• The task: The response must be a precise copy of the records that follow.

━━━━━━━━━━━━━━━━━━━━━━━━━━━━━━

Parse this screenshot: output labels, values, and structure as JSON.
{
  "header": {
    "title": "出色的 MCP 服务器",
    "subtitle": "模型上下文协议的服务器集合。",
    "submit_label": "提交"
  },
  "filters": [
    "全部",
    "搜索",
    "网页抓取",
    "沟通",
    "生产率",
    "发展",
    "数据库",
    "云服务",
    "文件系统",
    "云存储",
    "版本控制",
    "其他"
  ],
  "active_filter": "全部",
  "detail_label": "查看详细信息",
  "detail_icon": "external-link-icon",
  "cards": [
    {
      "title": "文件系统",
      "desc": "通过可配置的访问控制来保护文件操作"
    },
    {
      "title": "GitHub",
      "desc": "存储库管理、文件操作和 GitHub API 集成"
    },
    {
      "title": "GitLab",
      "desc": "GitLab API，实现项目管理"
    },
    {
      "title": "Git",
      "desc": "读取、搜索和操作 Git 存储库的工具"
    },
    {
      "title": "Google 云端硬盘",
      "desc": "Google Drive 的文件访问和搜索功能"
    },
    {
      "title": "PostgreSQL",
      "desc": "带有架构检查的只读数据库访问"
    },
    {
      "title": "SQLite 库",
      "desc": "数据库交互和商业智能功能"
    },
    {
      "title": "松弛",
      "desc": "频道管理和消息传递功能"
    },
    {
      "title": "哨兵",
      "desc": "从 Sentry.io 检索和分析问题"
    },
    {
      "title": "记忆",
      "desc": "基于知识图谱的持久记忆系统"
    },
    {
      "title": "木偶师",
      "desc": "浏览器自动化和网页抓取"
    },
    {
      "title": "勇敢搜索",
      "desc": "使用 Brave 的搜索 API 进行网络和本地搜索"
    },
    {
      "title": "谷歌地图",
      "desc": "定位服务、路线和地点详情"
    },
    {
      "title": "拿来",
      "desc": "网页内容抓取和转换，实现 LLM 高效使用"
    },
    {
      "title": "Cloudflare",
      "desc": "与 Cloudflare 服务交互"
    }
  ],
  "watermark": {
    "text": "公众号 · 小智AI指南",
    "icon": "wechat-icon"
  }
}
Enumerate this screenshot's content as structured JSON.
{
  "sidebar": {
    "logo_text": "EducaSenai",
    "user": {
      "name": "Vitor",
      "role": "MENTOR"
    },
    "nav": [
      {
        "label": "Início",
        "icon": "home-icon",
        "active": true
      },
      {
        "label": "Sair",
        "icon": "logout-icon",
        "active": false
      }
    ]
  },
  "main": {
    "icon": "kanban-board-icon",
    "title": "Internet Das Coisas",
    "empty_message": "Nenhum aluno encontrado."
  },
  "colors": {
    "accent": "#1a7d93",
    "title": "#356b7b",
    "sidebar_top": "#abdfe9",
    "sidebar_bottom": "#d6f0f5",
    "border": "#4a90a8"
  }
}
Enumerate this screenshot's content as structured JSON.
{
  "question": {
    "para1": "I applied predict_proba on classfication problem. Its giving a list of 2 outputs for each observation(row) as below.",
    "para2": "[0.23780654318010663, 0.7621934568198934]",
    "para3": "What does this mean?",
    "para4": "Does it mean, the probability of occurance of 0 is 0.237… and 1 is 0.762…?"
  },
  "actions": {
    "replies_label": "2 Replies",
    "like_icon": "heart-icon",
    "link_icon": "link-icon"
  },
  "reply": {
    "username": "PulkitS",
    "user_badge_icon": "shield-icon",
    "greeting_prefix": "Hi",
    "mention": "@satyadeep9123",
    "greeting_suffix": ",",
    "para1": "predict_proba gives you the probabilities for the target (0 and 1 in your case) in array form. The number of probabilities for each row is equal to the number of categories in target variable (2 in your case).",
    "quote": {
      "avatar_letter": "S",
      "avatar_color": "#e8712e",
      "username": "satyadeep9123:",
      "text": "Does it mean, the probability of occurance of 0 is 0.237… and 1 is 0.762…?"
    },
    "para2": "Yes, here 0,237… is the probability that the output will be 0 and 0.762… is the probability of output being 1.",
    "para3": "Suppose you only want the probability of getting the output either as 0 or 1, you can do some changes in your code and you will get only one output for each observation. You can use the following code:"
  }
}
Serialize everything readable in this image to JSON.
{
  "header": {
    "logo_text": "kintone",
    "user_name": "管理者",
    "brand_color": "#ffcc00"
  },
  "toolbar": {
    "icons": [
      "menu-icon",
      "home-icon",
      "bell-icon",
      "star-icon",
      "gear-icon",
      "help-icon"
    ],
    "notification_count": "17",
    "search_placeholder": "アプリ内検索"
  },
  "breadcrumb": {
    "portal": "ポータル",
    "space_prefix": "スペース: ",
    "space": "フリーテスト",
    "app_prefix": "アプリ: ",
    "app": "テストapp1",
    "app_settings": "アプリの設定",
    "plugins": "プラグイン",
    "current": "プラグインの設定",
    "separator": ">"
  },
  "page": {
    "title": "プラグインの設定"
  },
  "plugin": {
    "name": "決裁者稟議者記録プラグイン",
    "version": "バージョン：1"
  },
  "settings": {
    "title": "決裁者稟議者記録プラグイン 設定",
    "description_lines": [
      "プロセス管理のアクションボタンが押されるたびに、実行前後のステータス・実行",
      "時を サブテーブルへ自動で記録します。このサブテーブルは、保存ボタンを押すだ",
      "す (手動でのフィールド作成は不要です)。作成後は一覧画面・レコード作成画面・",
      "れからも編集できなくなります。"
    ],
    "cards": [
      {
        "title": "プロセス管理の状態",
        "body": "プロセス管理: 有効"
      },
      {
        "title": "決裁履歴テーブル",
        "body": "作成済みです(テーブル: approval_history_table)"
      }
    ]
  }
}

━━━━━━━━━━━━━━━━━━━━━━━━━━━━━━

• Solution:
Parse this screenshot: output labels, values, and structure as JSON.
{
  "header": {
    "title": "出色的 MCP 服务器",
    "subtitle": "模型上下文协议的服务器集合。",
    "submit_label": "提交"
  },
  "filters": [
    "全部",
    "搜索",
    "网页抓取",
    "沟通",
    "生产率",
    "发展",
    "数据库",
    "云服务",
    "文件系统",
    "云存储",
    "版本控制",
    "其他"
  ],
  "active_filter": "全部",
  "detail_label": "查看详细信息",
  "detail_icon": "external-link-icon",
  "cards": [
    {
      "title": "文件系统",
      "desc": "通过可配置的访问控制来保护文件操作"
    },
    {
      "title": "GitHub",
      "desc": "存储库管理、文件操作和 GitHub API 集成"
    },
    {
      "title": "GitLab",
      "desc": "GitLab API，实现项目管理"
    },
    {
      "title": "Git",
      "desc": "读取、搜索和操作 Git 存储库的工具"
    },
    {
      "title": "Google 云端硬盘",
      "desc": "Google Drive 的文件访问和搜索功能"
    },
    {
      "title": "PostgreSQL",
      "desc": "带有架构检查的只读数据库访问"
    },
    {
      "title": "SQLite 库",
      "desc": "数据库交互和商业智能功能"
    },
    {
      "title": "松弛",
      "desc": "频道管理和消息传递功能"
    },
    {
      "title": "哨兵",
      "desc": "从 Sentry.io 检索和分析问题"
    },
    {
      "title": "记忆",
      "desc": "基于知识图谱的持久记忆系统"
    },
    {
      "title": "木偶师",
      "desc": "浏览器自动化和网页抓取"
    },
    {
      "title": "勇敢搜索",
      "desc": "使用 Brave 的搜索 API 进行网络和本地搜索"
    },
    {
      "title": "谷歌地图",
      "desc": "定位服务、路线和地点详情"
    },
    {
      "title": "拿来",
      "desc": "网页内容抓取和转换，实现 LLM 高效使用"
    },
    {
      "title": "Cloudflare",
      "desc": "与 Cloudflare 服务交互"
    }
  ],
  "watermark": {
    "text": "公众号 · 小智AI指南",
    "icon": "wechat-icon"
  }
}
Enumerate this screenshot's content as structured JSON.
{
  "sidebar": {
    "logo_text": "EducaSenai",
    "user": {
      "name": "Vitor",
      "role": "MENTOR"
    },
    "nav": [
      {
        "label": "Início",
        "icon": "home-icon",
        "active": true
      },
      {
        "label": "Sair",
        "icon": "logout-icon",
        "active": false
      }
    ]
  },
  "main": {
    "icon": "kanban-board-icon",
    "title": "Internet Das Coisas",
    "empty_message": "Nenhum aluno encontrado."
  },
  "colors": {
    "accent": "#1a7d93",
    "title": "#356b7b",
    "sidebar_top": "#abdfe9",
    "sidebar_bottom": "#d6f0f5",
    "border": "#4a90a8"
  }
}
Enumerate this screenshot's content as structured JSON.
{
  "question": {
    "para1": "I applied predict_proba on classfication problem. Its giving a list of 2 outputs for each observation(row) as below.",
    "para2": "[0.23780654318010663, 0.7621934568198934]",
    "para3": "What does this mean?",
    "para4": "Does it mean, the probability of occurance of 0 is 0.237… and 1 is 0.762…?"
  },
  "actions": {
    "replies_label": "2 Replies",
    "like_icon": "heart-icon",
    "link_icon": "link-icon"
  },
  "reply": {
    "username": "PulkitS",
    "user_badge_icon": "shield-icon",
    "greeting_prefix": "Hi",
    "mention": "@satyadeep9123",
    "greeting_suffix": ",",
    "para1": "predict_proba gives you the probabilities for the target (0 and 1 in your case) in array form. The number of probabilities for each row is equal to the number of categories in target variable (2 in your case).",
    "quote": {
      "avatar_letter": "S",
      "avatar_color": "#e8712e",
      "username": "satyadeep9123:",
      "text": "Does it mean, the probability of occurance of 0 is 0.237… and 1 is 0.762…?"
    },
    "para2": "Yes, here 0,237… is the probability that the output will be 0 and 0.762… is the probability of output being 1.",
    "para3": "Suppose you only want the probability of getting the output either as 0 or 1, you can do some changes in your code and you will get only one output for each observation. You can use the following code:"
  }
}
Serialize everything readable in this image to JSON.
{
  "header": {
    "logo_text": "kintone",
    "user_name": "管理者",
    "brand_color": "#ffcc00"
  },
  "toolbar": {
    "icons": [
      "menu-icon",
      "home-icon",
      "bell-icon",
      "star-icon",
      "gear-icon",
      "help-icon"
    ],
    "notification_count": "17",
    "search_placeholder": "アプリ内検索"
  },
  "breadcrumb": {
    "portal": "ポータル",
    "space_prefix": "スペース: ",
    "space": "フリーテスト",
    "app_prefix": "アプリ: ",
    "app": "テストapp1",
    "app_settings": "アプリの設定",
    "plugins": "プラグイン",
    "current": "プラグインの設定",
    "separator": ">"
  },
  "page": {
    "title": "プラグインの設定"
  },
  "plugin": {
    "name": "決裁者稟議者記録プラグイン",
    "version": "バージョン：1"
  },
  "settings": {
    "title": "決裁者稟議者記録プラグイン 設定",
    "description_lines": [
      "プロセス管理のアクションボタンが押されるたびに、実行前後のステータス・実行",
      "時を サブテーブルへ自動で記録します。このサブテーブルは、保存ボタンを押すだ",
      "す (手動でのフィールド作成は不要です)。作成後は一覧画面・レコード作成画面・",
      "れからも編集できなくなります。"
    ],
    "cards": [
      {
        "title": "プロセス管理の状態",
        "body": "プロセス管理: 有効"
      },
      {
        "title": "決裁履歴テーブル",
        "body": "作成済みです(テーブル: approval_history_table)"
      }
    ]
  }
}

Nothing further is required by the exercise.